Something’s Popping 47 Public Square 330-722-3088

Sully’s Irish Pub (Open 7 Days) 117 W. Liberty St. 330-764-3333


The Bakery Shoppe (Closed Sunday’s) 23 Public Square 330-725-0912

Thyme2 (Closed Sunday’s) 113 W. Smith Rd 330-722-1919








Making room for my grandsons??

Caught with my hand in the cookie jar!

Some grandmas have limousines

and the biggest homes you have seen,

but my grandma is best by far, for she

has got a cookie jar!                              

I have always wanted to be a grandmother. I dreamed about it, I fantasized about it, I felt it.  But when I dreamed, it was in pink in visions of tea parties and Tinkerbell.  For nearly four years, my life had been consumed with Cinderella, Dora the Explorer, Princess stories, American Girl dolls, ballet and play kitchens.  Girl Things! Sugar & spice and everything nice.

I love my grandsons but I had been at a loss as to how I would relate to them.  I don’t like sports, dirt and trucks.  And I especially don’t like football.  For months I had let the question of ‘What would we have in common?’ interfere with getting to know my grandsons.  Fortunately, for me my grandsons have forgiven me for my lapse of judgment.  How do I know?  Because we have become enchanted with one another.

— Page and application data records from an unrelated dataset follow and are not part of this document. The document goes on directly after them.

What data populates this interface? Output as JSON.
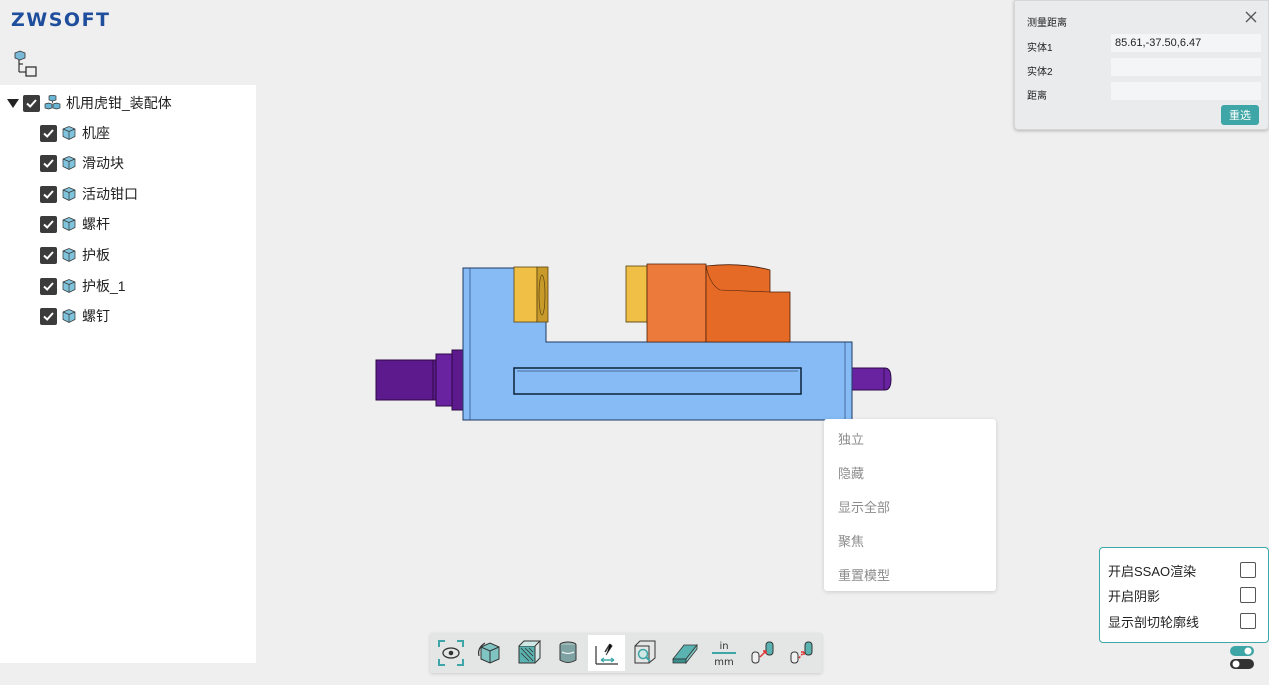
{
  "brand": {
    "logo_text": "ZWSOFT"
  },
  "tree": {
    "root": {
      "label": "机用虎钳_装配体",
      "checked": true,
      "expanded": true
    },
    "children": [
      {
        "label": "机座",
        "checked": true
      },
      {
        "label": "滑动块",
        "checked": true
      },
      {
        "label": "活动钳口",
        "checked": true
      },
      {
        "label": "螺杆",
        "checked": true
      },
      {
        "label": "护板",
        "checked": true
      },
      {
        "label": "护板_1",
        "checked": true
      },
      {
        "label": "螺钉",
        "checked": true
      }
    ]
  },
  "measure": {
    "title": "测量距离",
    "entity1_label": "实体1",
    "entity1_value": "85.61,-37.50,6.47",
    "entity2_label": "实体2",
    "entity2_value": "",
    "distance_label": "距离",
    "distance_value": "",
    "reselect_label": "重选"
  },
  "context_menu": {
    "items": [
      "独立",
      "隐藏",
      "显示全部",
      "聚焦",
      "重置模型"
    ]
  },
  "render_settings": {
    "ssao_label": "开启SSAO渲染",
    "ssao_checked": false,
    "shadow_label": "开启阴影",
    "shadow_checked": false,
    "section_outline_label": "显示剖切轮廓线",
    "section_outline_checked": false
  },
  "toolbar": {
    "tools": [
      "view-fit",
      "view-orientation",
      "section",
      "material",
      "measure",
      "zoom-window",
      "explode",
      "units",
      "transform-a",
      "transform-b"
    ],
    "active_tool": "measure",
    "units_top": "in",
    "units_bottom": "mm"
  },
  "colors": {
    "accent": "#3ea6a6",
    "base_blue": "#86bbf5",
    "jaw_orange": "#ec7a3a",
    "plate_yellow": "#efbf46",
    "screw_purple": "#5d1a8c"
  }
}
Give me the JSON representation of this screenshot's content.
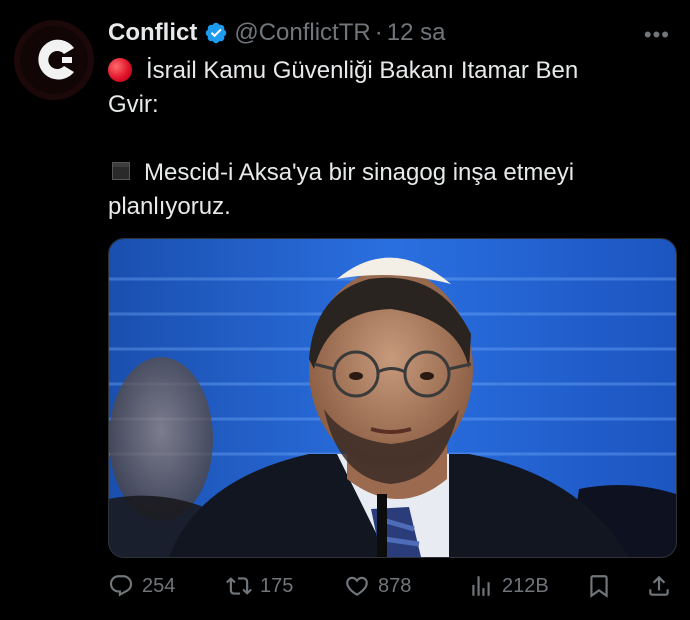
{
  "tweet": {
    "display_name": "Conflict",
    "handle": "@ConflictTR",
    "separator": "·",
    "time": "12 sa",
    "more_label": "•••",
    "text_line1": "İsrail Kamu Güvenliği Bakanı Itamar Ben",
    "text_line2": "Gvir:",
    "text_line3": "Mescid-i Aksa'ya bir sinagog inşa etmeyi",
    "text_line4": "planlıyoruz."
  },
  "actions": {
    "replies": "254",
    "reposts": "175",
    "likes": "878",
    "views": "212B"
  },
  "icons": {
    "avatar": "conflict-logo",
    "verified": "verified-badge-icon",
    "reply": "reply-icon",
    "repost": "repost-icon",
    "like": "heart-icon",
    "views": "views-icon",
    "bookmark": "bookmark-icon",
    "share": "share-icon"
  },
  "colors": {
    "background": "#000000",
    "text": "#e7e9ea",
    "muted": "#71767b",
    "verified": "#1d9bf0",
    "red_emoji": "#e0142c"
  }
}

The question still exists but I have time to find the answers.   Their papa has told me the way to a man’s heart or a little boy’s is a cookie jar.  Preferably with chocolate chip oatmeal cookies.


1 1/2 cups of packed brown sugar

1 cup of butter softened

1 tsp. of vanilla

1 egg

2 cups of quick cooking oats

1 tsp. of baking soda

1/4 tsp. salt

1 cup semisweet chocolate chips

1 cup of chopped nuts

Directions: heat oven to 350 degrees.  In a large bowl, stir brown sugar and butter until blended.  Stir in vanilla and egg until light and fluffy.  Stir in oats, flour, baking soda and salt.  Stir in chocolate chips and nuts.  Use a ice cream scoop and drop by rounded tablespoons about 2 inches apart on an ungreased cookie sheet.  Bake 10 to 12 minutes or until golden brown.  Cool slightly; remove from cookie sheet to wire rack.